InfinitInk

From Wikipedia, the free encyclopedia
Jump to: navigation, search

InfinitInk is a tattoo ink designed to simplify tattoo removal. The ink breaks down more quickly in laser light than conventional inks. It is also the first tattoo ink to be developed in the United States with medical trials for safety testing.[1]

Freedom-2, Inc. produced the ink and released it for sale with limited availability in the United States during January, 2009. As of 2009, it was only available in black and red, with other colors planned. Nuvilex, Inc. acquired Freedom-2 Holdings, Inc. in March, 2009.[2][3]

Technology[edit]

The initial ink formulation consisted of inert plastic beads (made of PMMA) containing bioremovable dyes.[4] During tattoo removal, laser light can rupture the beads allowing the ink to leak out for removal by the body's immune system. Freedom2 referred to the technology as the Particle Encapsulation and Enhancement (P2E) Platform. This method, although effective, left room for improvements to its aesthetic appeal to the artists.

The ink encapsulation technology was initially developed by Drs. Bruce Klitzman and Kim Koger at Duke University and they were granted the first patent for tattoo inks US 6013122 . The concept received widespread coverage in press and broadcast media (Press included the NY Times, the LA Times, the Wall Street Journal, USA Today, the Guardian, Time Magazine 2007 Invention of the Year in fashion, New York Magazine, Fortune, Self, Smithsonian, Science News, and Allure. Broadcast media included ABC, NBC, CBS, CNN, The Colbert Report, BET, Fox News, and Bloomberg).
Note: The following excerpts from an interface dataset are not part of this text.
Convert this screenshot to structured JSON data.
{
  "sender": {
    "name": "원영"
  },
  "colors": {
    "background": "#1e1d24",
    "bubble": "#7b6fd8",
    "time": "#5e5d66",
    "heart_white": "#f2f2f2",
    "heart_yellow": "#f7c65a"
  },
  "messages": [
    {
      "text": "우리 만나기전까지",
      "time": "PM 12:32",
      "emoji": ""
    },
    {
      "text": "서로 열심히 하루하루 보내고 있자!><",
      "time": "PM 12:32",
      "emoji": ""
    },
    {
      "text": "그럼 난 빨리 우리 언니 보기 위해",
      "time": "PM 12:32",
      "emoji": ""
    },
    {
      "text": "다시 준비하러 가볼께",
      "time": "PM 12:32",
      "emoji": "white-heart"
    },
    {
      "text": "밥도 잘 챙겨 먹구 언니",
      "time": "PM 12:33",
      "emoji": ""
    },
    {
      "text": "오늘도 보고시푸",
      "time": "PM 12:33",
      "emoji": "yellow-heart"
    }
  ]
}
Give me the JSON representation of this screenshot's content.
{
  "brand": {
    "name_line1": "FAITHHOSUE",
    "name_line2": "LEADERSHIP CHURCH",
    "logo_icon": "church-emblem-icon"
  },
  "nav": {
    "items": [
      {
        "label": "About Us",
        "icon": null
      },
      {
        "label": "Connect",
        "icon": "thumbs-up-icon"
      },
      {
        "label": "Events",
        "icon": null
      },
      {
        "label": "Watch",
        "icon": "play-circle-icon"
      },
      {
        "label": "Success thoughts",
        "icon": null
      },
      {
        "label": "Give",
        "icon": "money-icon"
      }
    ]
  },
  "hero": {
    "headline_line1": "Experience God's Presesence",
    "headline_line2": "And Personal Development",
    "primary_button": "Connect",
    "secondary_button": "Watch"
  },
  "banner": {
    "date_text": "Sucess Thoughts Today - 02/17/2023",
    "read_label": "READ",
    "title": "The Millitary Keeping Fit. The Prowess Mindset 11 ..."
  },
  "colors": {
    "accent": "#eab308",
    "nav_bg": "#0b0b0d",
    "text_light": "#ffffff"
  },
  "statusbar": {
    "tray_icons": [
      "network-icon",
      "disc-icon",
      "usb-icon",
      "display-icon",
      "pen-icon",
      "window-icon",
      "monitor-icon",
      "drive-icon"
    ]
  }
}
It was further refined by Drs. R. Rox Anderson of Massachusetts General Hospital & Harvard University[5] with assistance from Edith Mathiowitz and A. Peter Morello of Brown University.[6] After several iterations, Freedom2, Inc. developed a different tattoo ink formulation that they market as "permanent, yet more easily removable" than conventional tattoo ink while maintaining the same aesthetic properties demanded by tattoo artists and consumers." Freedom2 switched to a proprietary process to produce their inks.[citation needed] The black ink was steadily becoming more widely available as of 2009.

Applications[edit]

The concept for this ink arose initially from potential medical uses, such as in reconstructive surgery and in radiation oncology. The company found that a permanent and safe, yet more easily removable ink would also find a market with tattoo artists for decorative tattooing.

References[edit]

  1. ^ Jaffe, Eric. "The Tattoo Eraser: A new type of body art ink promises freedom from forever". Smithsonian Magazine. 
  2. ^ "Nuvilex, Inc. Form 10-Q for Quarter Ended January 31, 2012". United States Securities and Exchange Commission. 2012-03-21. p. 10. Retrieved 21 January 2014. 
  3. ^ "Nuvilex, Inc. Form 8-K/A (Amendment No. 1), March 3, 2009". United States Securities and Exchange Commission. 2009-03-03. Retrieved 21 January 2014. 
  4. ^ "Material Data Safety Sheet - Black Infinitink". Archived from the original on 2011-07-13. Retrieved 2011-07-13. 
  5. ^ Frederick, Robert (2006-09-25). "Harvard Tattoo Process May Ease a Change of Heart". National Public Radio (NPR). 
  6. ^ Cromie, William J. (2006-10-19). "Body art for the faint of heart: Erasable tattoos are making a mark". Harvard Gazette. Retrieved 21 January 2014. 

External links[edit]